■ Records to use
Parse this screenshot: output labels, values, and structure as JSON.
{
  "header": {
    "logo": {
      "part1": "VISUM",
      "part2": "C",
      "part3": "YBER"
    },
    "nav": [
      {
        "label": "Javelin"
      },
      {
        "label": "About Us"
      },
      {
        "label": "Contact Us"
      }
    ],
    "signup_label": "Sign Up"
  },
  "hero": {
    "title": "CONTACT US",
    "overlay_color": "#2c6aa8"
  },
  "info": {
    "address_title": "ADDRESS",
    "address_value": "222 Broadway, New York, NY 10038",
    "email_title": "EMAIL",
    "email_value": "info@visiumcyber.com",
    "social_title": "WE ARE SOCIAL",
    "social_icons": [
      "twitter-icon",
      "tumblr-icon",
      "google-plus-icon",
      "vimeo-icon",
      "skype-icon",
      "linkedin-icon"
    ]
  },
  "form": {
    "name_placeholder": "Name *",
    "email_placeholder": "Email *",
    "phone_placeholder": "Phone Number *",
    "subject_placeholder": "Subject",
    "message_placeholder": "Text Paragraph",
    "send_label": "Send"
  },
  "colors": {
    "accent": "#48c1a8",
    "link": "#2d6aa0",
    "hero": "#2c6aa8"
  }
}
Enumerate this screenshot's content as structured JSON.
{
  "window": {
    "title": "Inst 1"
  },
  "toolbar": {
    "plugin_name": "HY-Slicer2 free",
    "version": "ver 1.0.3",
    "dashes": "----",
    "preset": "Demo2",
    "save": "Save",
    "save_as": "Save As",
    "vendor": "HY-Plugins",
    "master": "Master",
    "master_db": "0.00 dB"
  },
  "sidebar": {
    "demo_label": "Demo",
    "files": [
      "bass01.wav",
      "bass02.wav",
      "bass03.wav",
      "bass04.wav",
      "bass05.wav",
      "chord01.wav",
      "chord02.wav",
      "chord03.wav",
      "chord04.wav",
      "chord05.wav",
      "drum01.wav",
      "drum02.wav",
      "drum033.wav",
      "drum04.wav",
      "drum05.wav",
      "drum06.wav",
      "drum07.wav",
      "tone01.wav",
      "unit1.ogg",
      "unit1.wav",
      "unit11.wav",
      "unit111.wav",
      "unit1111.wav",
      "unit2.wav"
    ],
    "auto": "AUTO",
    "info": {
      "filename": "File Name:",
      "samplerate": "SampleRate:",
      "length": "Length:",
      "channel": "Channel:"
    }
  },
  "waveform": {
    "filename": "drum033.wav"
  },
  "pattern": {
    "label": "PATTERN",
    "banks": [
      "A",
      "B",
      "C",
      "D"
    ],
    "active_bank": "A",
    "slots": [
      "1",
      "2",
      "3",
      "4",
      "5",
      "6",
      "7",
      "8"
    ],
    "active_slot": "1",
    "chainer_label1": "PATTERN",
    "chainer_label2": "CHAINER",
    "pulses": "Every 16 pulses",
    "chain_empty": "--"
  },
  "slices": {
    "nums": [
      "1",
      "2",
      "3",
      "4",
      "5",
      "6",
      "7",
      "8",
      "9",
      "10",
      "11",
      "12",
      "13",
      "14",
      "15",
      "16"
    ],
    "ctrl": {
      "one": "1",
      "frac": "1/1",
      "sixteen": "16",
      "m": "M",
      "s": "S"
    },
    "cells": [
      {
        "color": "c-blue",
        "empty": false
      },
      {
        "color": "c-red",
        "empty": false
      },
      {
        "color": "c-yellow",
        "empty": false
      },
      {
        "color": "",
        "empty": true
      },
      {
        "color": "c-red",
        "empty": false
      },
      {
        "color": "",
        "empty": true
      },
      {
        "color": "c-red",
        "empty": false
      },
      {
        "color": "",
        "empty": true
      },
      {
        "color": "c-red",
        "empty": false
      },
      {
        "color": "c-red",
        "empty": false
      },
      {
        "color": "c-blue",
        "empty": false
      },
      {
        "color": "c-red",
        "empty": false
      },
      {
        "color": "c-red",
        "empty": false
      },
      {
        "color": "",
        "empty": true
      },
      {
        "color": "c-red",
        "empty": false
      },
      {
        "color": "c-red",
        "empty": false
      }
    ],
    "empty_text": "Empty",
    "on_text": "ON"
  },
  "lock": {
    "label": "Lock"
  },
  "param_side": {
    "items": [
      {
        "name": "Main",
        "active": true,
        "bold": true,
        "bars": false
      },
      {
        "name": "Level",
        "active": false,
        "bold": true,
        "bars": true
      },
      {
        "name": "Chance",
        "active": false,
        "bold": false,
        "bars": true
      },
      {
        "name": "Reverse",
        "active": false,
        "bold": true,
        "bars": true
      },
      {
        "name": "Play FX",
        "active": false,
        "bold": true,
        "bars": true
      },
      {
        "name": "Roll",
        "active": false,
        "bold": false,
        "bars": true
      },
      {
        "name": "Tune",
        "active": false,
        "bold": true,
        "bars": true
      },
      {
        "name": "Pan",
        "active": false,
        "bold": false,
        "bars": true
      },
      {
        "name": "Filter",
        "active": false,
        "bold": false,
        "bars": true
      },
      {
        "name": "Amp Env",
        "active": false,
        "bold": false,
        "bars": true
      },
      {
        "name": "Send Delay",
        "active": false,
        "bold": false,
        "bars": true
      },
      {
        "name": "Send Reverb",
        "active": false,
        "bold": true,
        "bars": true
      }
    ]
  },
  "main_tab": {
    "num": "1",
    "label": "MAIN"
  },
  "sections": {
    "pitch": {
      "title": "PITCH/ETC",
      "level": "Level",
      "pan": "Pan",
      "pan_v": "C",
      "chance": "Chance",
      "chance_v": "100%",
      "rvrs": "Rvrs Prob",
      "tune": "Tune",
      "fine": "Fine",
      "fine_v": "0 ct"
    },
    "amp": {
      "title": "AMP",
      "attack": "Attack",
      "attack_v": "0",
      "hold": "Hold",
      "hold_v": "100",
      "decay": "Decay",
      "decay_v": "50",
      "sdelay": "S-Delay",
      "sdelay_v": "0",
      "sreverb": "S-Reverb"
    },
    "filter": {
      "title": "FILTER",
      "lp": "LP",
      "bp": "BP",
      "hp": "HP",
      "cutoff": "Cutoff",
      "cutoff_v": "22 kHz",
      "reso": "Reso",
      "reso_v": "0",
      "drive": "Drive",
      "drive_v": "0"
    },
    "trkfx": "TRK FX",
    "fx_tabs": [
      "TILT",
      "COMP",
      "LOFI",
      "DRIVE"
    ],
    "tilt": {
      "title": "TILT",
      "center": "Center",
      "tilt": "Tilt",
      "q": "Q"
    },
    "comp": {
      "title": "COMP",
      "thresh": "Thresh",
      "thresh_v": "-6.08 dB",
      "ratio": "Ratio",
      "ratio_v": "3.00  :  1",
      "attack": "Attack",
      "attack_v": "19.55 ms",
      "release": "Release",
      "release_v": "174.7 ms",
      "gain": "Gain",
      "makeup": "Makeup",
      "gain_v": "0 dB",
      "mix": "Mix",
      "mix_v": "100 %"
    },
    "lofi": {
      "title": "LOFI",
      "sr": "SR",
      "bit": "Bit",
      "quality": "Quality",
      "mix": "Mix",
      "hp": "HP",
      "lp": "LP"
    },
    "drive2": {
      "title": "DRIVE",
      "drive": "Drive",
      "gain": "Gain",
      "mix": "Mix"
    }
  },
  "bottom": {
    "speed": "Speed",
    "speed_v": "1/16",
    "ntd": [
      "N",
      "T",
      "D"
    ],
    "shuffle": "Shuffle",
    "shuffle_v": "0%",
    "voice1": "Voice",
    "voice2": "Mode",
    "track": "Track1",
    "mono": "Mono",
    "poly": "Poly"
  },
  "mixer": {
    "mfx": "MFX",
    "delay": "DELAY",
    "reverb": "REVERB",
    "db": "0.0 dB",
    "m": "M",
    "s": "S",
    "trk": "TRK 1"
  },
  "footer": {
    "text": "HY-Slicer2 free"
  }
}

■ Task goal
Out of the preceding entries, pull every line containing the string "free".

■ Solution for this exercise
    "plugin_name": "HY-Slicer2 free",
    "text": "HY-Slicer2 free"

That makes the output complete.